Getting to Váci Utca
Váci Utca is located in the heart of Budapest’s historic center and is easily accessible by public transportation. The street is just a short walk from several metro stations, including Deak Ferenc Square and Ferenciek Square.
What is Váci Street (Váci utca)?
Váci Street (Váci utca) is one of the most famous pedestrian thoroughfares in central Budapest, Hungary. It is a major shopping street, with a variety of high-end boutiques, retail stores, restaurants, and cafes.
Where is Váci Street located?
Váci Street is located in the heart of Budapest. It runs from Vörösmarty Square to the Great Market Hall, near the Liberty Bridge.
What can I find on Váci Street?
Váci Street is filled with high-end fashion stores, souvenir shops, restaurants, cafes, and galleries. Landmarks include the Great Market Hall and the former Paris Courtyard shopping arcade. You'll also find several hotels and beautiful examples of architecture along the street.
What are the operating hours of the stores on Váci Street?
Most stores on Váci Street open around 10:00 AM and close around 8:00 PM. However, hours may vary, so it's best to check specific store hours in advance.
Is Váci Street pedestrian-friendly?
Yes, Váci Street is a pedestrian zone, making it perfect for leisurely strolls. It's a bustling area, often filled with street performers and musicians.
Are there any traditional Hungarian restaurants on Váci Street?
Yes, Váci Street has a variety of restaurants serving traditional Hungarian dishes. However, it's important to note that since Váci Street is a popular tourist destination, prices can be higher and some places may cater more to tourist tastes.
How do I get to Váci Street?
Váci Street is centrally located and easily accessible by public transport. You can take the M1 or M2 metro lines and get off at Deák Ferenc tér station. From there, it's a short walk to the northern end of the street.
Is Váci Street safe at night?

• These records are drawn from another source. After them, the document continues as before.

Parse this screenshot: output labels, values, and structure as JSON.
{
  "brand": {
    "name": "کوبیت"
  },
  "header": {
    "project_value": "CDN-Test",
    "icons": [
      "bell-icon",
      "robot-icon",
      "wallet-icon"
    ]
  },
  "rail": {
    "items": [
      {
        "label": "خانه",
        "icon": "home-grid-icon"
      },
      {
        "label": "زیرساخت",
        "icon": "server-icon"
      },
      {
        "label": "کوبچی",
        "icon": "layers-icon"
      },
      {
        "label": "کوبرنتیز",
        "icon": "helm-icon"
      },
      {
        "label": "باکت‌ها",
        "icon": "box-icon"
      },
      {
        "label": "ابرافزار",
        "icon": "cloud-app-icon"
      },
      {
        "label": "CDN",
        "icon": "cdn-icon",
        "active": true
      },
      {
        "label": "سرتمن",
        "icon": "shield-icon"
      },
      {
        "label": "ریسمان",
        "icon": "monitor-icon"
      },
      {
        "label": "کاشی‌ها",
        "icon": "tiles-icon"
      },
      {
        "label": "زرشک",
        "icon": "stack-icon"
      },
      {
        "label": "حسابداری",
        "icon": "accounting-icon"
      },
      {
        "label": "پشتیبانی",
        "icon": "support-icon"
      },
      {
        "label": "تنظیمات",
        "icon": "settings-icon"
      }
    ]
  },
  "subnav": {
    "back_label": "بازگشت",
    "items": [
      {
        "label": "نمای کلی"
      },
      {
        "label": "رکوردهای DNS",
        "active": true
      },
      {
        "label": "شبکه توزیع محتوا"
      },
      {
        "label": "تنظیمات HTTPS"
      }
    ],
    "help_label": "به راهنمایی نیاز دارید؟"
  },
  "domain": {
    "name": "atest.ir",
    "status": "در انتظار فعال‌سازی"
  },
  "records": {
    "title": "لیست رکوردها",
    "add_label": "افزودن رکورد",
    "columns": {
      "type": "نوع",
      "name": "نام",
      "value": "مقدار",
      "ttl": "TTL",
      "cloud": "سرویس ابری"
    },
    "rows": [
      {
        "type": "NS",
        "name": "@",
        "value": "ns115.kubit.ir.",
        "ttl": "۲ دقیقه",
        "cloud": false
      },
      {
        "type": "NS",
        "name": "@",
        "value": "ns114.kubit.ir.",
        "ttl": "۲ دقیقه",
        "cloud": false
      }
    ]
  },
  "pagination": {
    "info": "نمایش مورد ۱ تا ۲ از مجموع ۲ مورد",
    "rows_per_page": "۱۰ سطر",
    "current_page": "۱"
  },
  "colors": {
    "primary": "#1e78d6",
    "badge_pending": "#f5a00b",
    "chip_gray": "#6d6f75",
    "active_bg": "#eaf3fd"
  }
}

Váci Street is generally considered safe at night, with plenty of people and well-lit areas. As with any major city, however, it's always important to stay alert and be aware of your surroundings.
Is Váci Street worth visiting?
Yes, Váci Street is worth a visit, particularly for first-time visitors to Budapest. It offers a vibrant atmosphere, beautiful architecture, and plentiful shopping opportunities. However, if you're looking for more local and less touristy experiences, there are many other neighborhoods in Budapest to explore.